So the question above seems to have been answered.  It seems that at least some administrators at ENC have no problem inviting Open Theists to speak at their campus, and have no problem advertising conferences which openly promote Open Theism.  It would probably be logical to assume that Northwest Nazarene University also has no problem with having a full time professor who teaches this theology.  One of the answers I could not get from attending on Thursday night was, why do the powers that be at ENC invite these speakers to their campus, unless they believe the same theology?  If so, that is again very troubling.

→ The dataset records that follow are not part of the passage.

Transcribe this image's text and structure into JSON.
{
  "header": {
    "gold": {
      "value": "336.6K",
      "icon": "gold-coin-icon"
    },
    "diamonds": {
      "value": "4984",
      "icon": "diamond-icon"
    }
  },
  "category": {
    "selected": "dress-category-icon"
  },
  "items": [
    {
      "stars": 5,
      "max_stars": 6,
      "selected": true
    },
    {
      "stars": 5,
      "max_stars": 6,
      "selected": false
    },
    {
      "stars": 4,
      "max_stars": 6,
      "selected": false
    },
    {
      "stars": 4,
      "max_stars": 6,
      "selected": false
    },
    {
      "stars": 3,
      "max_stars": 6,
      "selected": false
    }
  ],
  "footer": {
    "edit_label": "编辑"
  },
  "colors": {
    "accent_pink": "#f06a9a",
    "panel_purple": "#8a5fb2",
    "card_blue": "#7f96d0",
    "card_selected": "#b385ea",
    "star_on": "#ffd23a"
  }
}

My oldest son is only seven, but if he was close to college age, I would be asking questions as to what theological beliefs are being taught at any university he might attend.  I would want my child to attend a Christian school that is firmly planted on solid Biblical ground.  I would certainly never send him to any school which promotes emergent theology, contemplative spirituality practices, or which challenges the authority of the scriptures.

If you have a child soon to be considering going to ENC, or a child who is there now, you may want to give a call or a visit to the theology department at ENC and ask some questions.  Perhaps even write a letter to the President of the College, Dr. Corlis McGee, to see where she stands on this issue.  It is an important enough issue to ask questions and get answers.

If you are comfortable with the idea that God may not know everything, and that God also is susceptible to making mistakes, then there is nothing to worry about.  But if you are concerned, then one question is this: how many “young skulls full of mush”, as a talk show host affectionately describes young, impressionable youth, will be deceived into believing this very erroneous belief, and I believe, a heretical view of God.

For one of the many refutations of this heretical view, see the article Does The Bible Affirm Open Theism by John M. Frame

For extensive resources on this topic, go to the monergism.com website for a list of links to various articles.